- _Problem description_:
Filter the entries for the word "задачу". Copy each line that has it.

- _Data to use_:
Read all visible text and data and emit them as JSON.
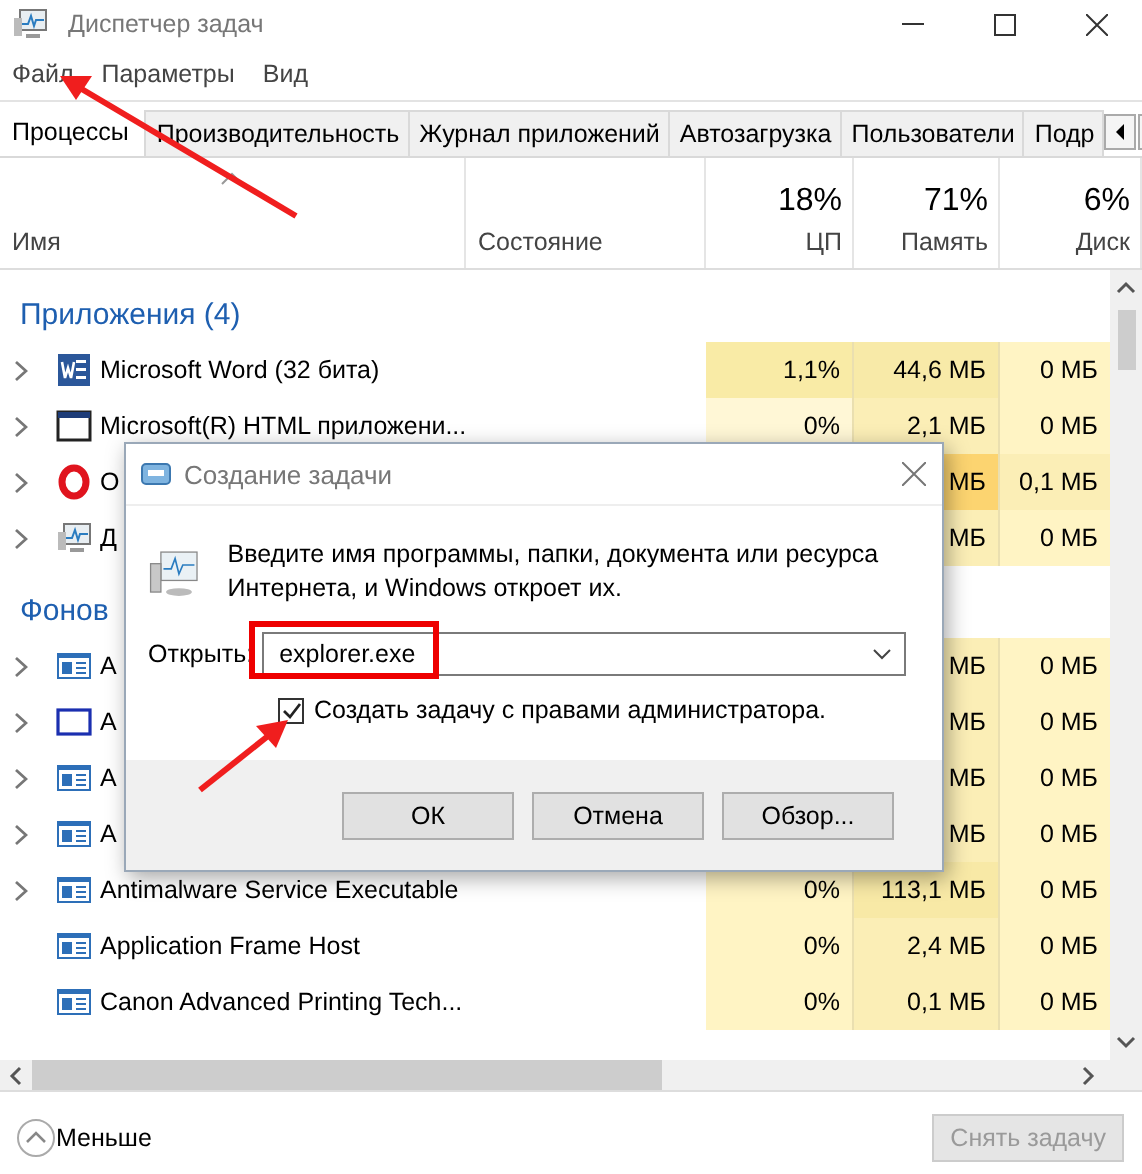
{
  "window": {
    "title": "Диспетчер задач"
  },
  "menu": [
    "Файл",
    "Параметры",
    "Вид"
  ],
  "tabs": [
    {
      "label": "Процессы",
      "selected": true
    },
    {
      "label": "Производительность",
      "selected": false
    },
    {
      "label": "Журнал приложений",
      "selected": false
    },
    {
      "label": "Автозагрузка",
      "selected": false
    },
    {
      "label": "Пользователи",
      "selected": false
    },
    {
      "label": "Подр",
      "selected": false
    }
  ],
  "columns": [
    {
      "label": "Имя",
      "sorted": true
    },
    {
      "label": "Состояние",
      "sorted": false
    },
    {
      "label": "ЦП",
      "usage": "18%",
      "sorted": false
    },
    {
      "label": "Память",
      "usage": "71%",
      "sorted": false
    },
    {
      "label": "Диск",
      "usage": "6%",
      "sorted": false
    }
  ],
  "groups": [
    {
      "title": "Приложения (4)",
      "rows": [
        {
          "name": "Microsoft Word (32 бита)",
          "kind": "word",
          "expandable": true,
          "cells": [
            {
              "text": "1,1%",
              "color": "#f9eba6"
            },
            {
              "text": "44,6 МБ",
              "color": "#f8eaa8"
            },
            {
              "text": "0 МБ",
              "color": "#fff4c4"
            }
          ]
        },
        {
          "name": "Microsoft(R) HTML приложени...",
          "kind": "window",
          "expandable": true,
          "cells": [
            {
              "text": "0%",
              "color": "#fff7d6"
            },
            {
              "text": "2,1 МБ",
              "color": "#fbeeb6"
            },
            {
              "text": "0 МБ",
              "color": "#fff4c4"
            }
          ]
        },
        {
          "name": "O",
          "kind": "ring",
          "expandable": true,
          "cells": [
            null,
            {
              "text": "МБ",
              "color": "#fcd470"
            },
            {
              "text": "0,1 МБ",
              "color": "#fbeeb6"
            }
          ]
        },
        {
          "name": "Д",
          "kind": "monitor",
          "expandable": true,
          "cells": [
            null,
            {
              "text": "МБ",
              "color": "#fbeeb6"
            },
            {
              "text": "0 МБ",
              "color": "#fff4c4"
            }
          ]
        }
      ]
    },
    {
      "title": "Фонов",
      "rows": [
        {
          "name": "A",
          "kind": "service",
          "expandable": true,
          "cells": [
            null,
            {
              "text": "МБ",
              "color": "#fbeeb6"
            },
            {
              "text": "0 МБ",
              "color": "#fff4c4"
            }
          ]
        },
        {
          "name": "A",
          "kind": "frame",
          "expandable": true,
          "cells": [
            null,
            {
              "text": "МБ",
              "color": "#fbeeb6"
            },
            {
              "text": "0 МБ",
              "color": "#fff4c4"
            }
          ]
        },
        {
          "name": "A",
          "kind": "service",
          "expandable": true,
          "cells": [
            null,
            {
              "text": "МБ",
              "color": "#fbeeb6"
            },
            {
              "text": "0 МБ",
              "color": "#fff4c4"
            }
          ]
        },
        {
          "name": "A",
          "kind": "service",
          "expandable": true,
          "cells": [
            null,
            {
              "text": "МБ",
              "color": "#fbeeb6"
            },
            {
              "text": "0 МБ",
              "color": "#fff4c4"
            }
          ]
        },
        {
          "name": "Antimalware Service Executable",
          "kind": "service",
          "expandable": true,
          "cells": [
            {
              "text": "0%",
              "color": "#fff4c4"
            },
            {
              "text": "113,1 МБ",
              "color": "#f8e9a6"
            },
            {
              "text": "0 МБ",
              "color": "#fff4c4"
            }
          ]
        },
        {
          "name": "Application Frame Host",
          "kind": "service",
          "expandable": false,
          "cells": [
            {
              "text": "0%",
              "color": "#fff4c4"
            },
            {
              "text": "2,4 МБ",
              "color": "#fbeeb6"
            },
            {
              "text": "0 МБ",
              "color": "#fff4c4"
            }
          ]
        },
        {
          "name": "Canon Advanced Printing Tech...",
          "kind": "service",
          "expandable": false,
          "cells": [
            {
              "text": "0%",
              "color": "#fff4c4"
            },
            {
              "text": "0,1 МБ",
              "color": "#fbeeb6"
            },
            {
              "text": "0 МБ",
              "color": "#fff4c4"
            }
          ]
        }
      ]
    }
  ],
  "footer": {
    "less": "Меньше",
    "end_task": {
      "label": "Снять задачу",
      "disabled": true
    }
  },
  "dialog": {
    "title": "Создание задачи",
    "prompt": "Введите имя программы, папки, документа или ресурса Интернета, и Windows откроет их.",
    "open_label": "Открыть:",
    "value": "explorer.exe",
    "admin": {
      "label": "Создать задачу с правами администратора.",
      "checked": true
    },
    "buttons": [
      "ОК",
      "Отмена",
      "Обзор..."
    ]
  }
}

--

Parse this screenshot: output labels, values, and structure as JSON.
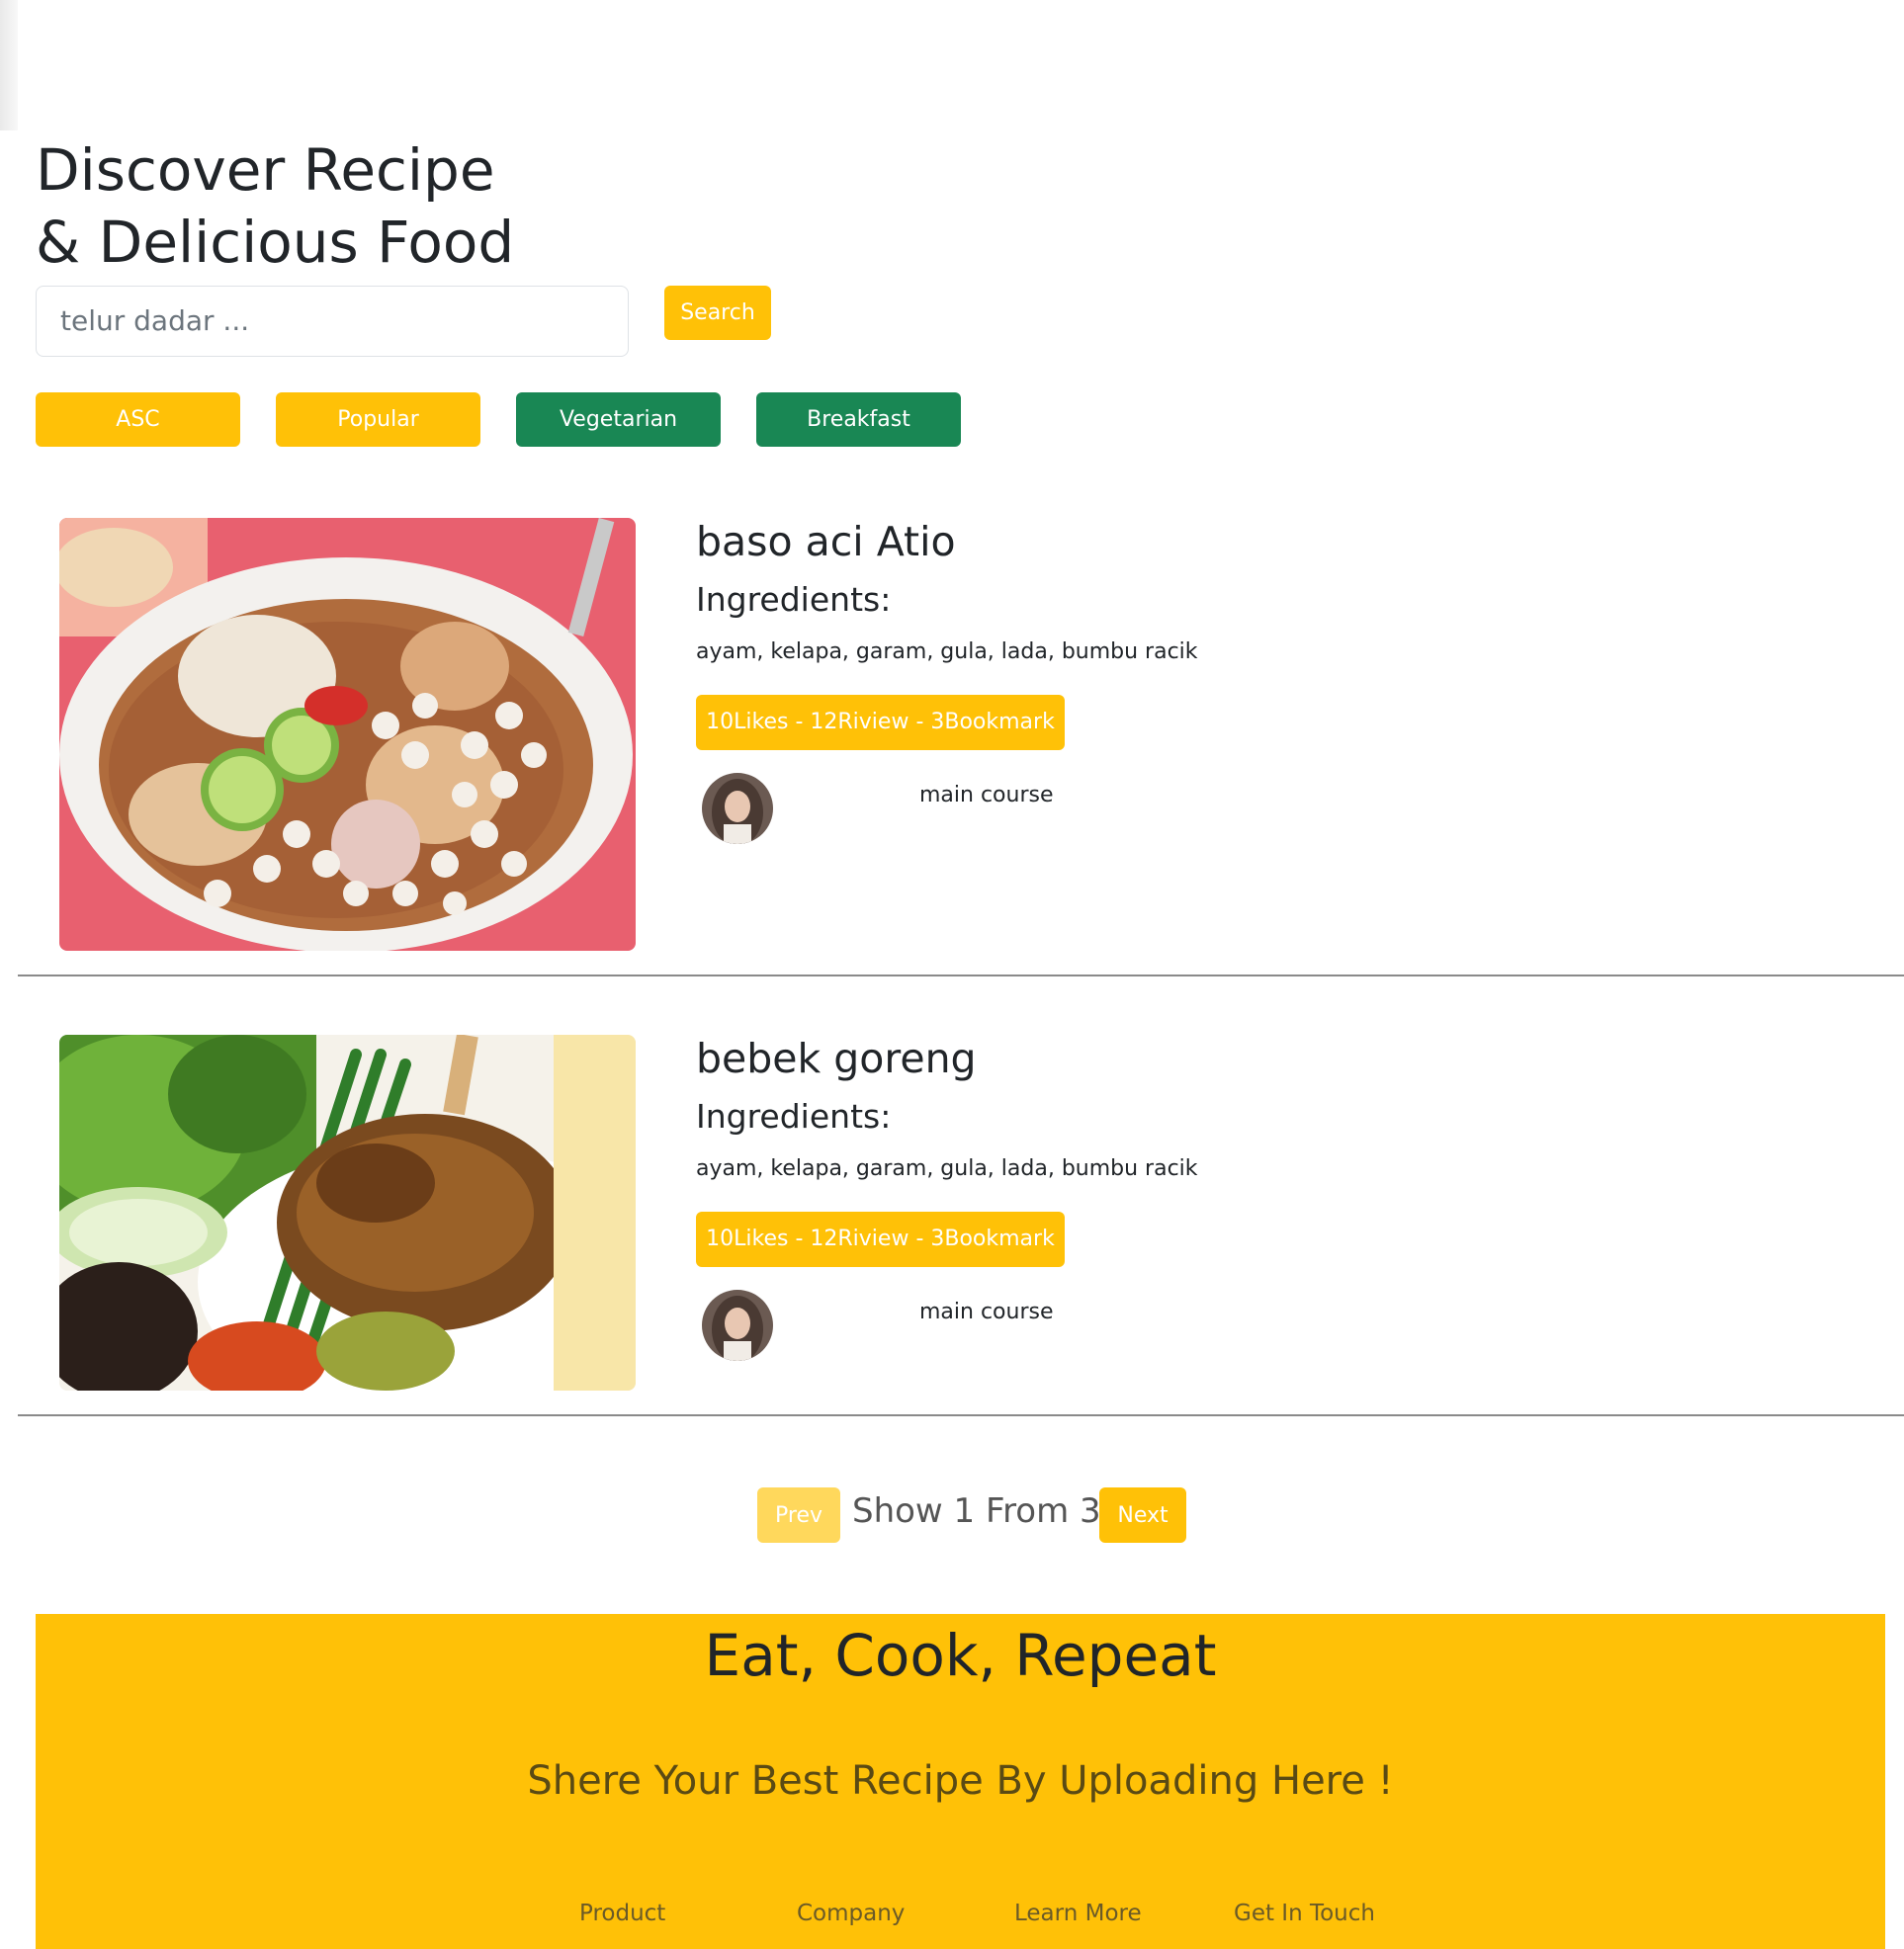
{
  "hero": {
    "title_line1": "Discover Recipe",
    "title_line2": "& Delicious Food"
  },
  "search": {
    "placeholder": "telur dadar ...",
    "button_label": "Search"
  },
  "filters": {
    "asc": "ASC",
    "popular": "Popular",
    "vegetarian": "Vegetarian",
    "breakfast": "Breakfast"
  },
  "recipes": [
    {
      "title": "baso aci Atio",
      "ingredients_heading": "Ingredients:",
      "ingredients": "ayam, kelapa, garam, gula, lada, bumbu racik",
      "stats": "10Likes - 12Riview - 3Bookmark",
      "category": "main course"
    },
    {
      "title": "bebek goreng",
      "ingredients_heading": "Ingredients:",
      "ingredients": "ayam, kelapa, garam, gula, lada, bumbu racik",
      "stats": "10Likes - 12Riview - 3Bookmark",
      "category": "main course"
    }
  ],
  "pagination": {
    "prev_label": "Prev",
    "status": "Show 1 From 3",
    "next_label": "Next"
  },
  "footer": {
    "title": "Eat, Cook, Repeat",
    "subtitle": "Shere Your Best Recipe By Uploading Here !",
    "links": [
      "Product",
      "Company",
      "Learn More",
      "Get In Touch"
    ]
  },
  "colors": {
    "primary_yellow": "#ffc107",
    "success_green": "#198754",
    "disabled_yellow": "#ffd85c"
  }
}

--

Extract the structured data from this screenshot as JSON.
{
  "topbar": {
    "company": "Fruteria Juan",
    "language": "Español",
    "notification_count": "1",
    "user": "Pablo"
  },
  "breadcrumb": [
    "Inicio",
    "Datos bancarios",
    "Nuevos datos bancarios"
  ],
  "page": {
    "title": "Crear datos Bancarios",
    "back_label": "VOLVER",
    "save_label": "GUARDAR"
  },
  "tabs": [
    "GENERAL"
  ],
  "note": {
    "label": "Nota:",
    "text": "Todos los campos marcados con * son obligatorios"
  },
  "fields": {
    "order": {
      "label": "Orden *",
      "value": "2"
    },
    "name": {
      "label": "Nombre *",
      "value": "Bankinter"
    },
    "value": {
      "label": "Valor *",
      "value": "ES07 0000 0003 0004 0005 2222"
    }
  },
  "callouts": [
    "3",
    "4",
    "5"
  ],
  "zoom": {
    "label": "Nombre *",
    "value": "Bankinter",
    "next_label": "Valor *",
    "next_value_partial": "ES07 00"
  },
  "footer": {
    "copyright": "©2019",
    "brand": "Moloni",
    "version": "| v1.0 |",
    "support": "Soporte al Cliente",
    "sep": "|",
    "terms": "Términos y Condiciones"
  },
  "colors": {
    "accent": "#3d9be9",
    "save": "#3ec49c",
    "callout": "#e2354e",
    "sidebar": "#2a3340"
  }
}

- _Finished task_:
      "label": "Снять задачу",
      "label": "Создать задачу с правами администратора.",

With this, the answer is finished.